PROVIDED MATERIAL below:
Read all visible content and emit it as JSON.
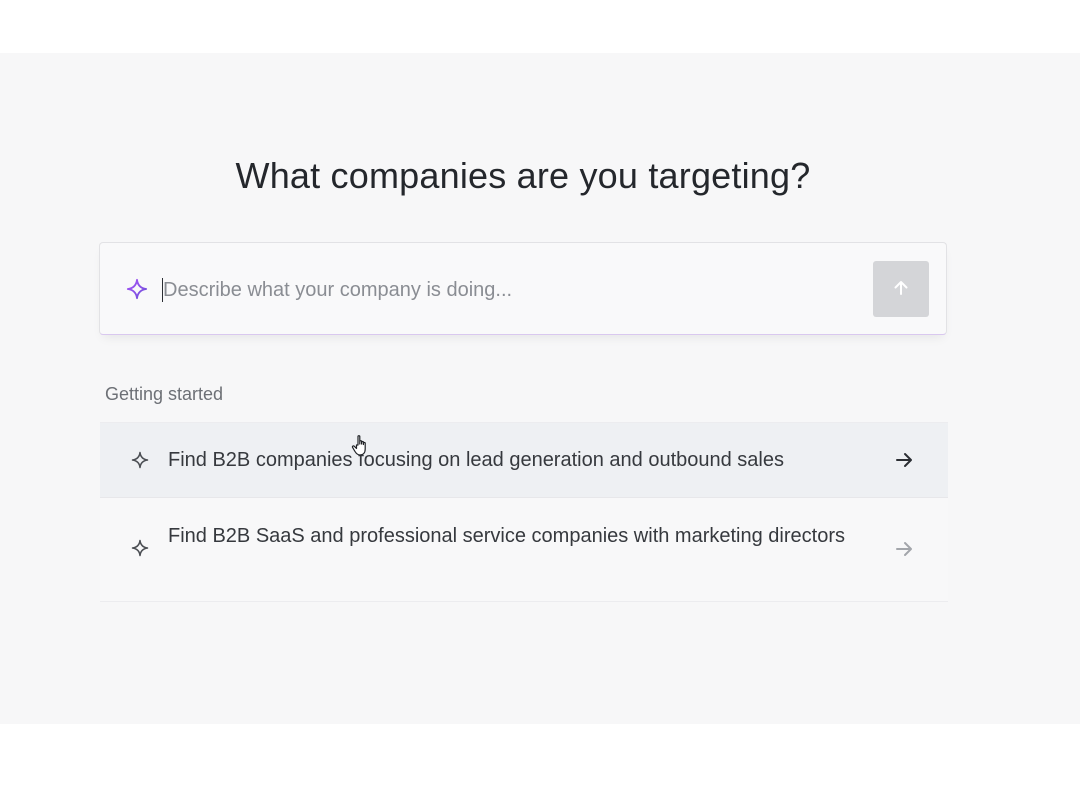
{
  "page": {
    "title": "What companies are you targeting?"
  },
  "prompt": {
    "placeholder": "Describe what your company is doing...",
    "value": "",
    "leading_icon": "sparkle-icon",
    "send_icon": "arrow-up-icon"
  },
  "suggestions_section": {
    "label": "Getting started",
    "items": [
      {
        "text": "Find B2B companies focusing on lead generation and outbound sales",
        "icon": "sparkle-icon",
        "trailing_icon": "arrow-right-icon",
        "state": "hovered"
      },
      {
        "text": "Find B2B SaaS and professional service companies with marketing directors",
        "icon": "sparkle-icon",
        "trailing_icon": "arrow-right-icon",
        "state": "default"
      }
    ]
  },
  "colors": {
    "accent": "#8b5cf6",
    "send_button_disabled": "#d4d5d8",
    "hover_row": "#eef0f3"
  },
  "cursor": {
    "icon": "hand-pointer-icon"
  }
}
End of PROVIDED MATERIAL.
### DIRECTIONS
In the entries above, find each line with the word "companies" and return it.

### PROBLEM SOLUTION
    "title": "What companies are you targeting?"
        "text": "Find B2B companies focusing on lead generation and outbound sales",
        "text": "Find B2B SaaS and professional service companies with marketing directors",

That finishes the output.